[EXERCISE PROMPT] Scan the entries below. List each line with "brush".
*** Opening MATERIAL PROVIDED ***
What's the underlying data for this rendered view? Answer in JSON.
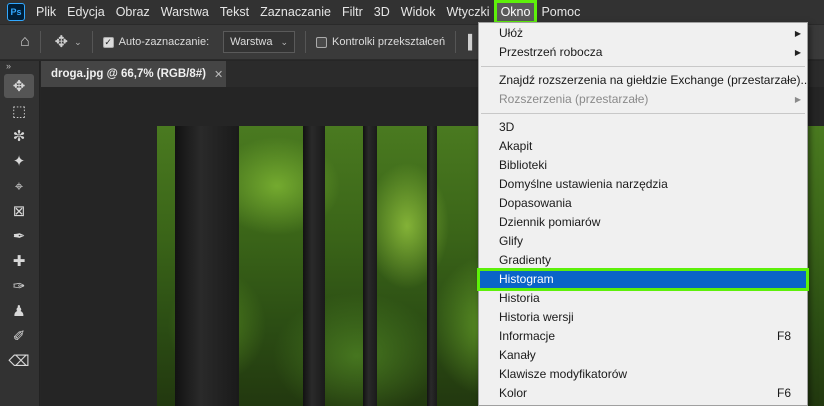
{
  "app": {
    "logo_text": "Ps"
  },
  "menubar": {
    "items": [
      "Plik",
      "Edycja",
      "Obraz",
      "Warstwa",
      "Tekst",
      "Zaznaczanie",
      "Filtr",
      "3D",
      "Widok",
      "Wtyczki",
      "Okno",
      "Pomoc"
    ],
    "active": "Okno"
  },
  "options": {
    "auto_select_label": "Auto-zaznaczanie:",
    "auto_select_checked": true,
    "layer_dropdown": "Warstwa",
    "transform_controls_label": "Kontrolki przekształceń",
    "transform_controls_checked": false
  },
  "toolbar": {
    "tools": [
      "move-tool-icon",
      "marquee-tool-icon",
      "lasso-tool-icon",
      "magic-wand-tool-icon",
      "crop-tool-icon",
      "frame-tool-icon",
      "eyedropper-tool-icon",
      "healing-brush-tool-icon",
      "brush-tool-icon",
      "clone-stamp-tool-icon",
      "history-brush-tool-icon",
      "eraser-tool-icon"
    ]
  },
  "document": {
    "tab_title": "droga.jpg @ 66,7% (RGB/8#)"
  },
  "window_menu": {
    "group1": [
      {
        "label": "Ułóż",
        "submenu": true
      },
      {
        "label": "Przestrzeń robocza",
        "submenu": true
      }
    ],
    "group2": [
      {
        "label": "Znajdź rozszerzenia na giełdzie Exchange (przestarzałe)..."
      },
      {
        "label": "Rozszerzenia (przestarzałe)",
        "submenu": true,
        "disabled": true
      }
    ],
    "group3": [
      {
        "label": "3D"
      },
      {
        "label": "Akapit"
      },
      {
        "label": "Biblioteki"
      },
      {
        "label": "Domyślne ustawienia narzędzia"
      },
      {
        "label": "Dopasowania"
      },
      {
        "label": "Dziennik pomiarów"
      },
      {
        "label": "Glify"
      },
      {
        "label": "Gradienty"
      },
      {
        "label": "Histogram",
        "highlight": true
      },
      {
        "label": "Historia"
      },
      {
        "label": "Historia wersji"
      },
      {
        "label": "Informacje",
        "shortcut": "F8"
      },
      {
        "label": "Kanały"
      },
      {
        "label": "Klawisze modyfikatorów"
      },
      {
        "label": "Kolor",
        "shortcut": "F6"
      }
    ]
  },
  "colors": {
    "highlight": "#0a64c8",
    "focus_outline": "#5ef00a"
  }
}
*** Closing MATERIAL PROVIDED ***
[OUTPUT OF THE EXERCISE]
      "healing-brush-tool-icon",
      "brush-tool-icon",
      "history-brush-tool-icon",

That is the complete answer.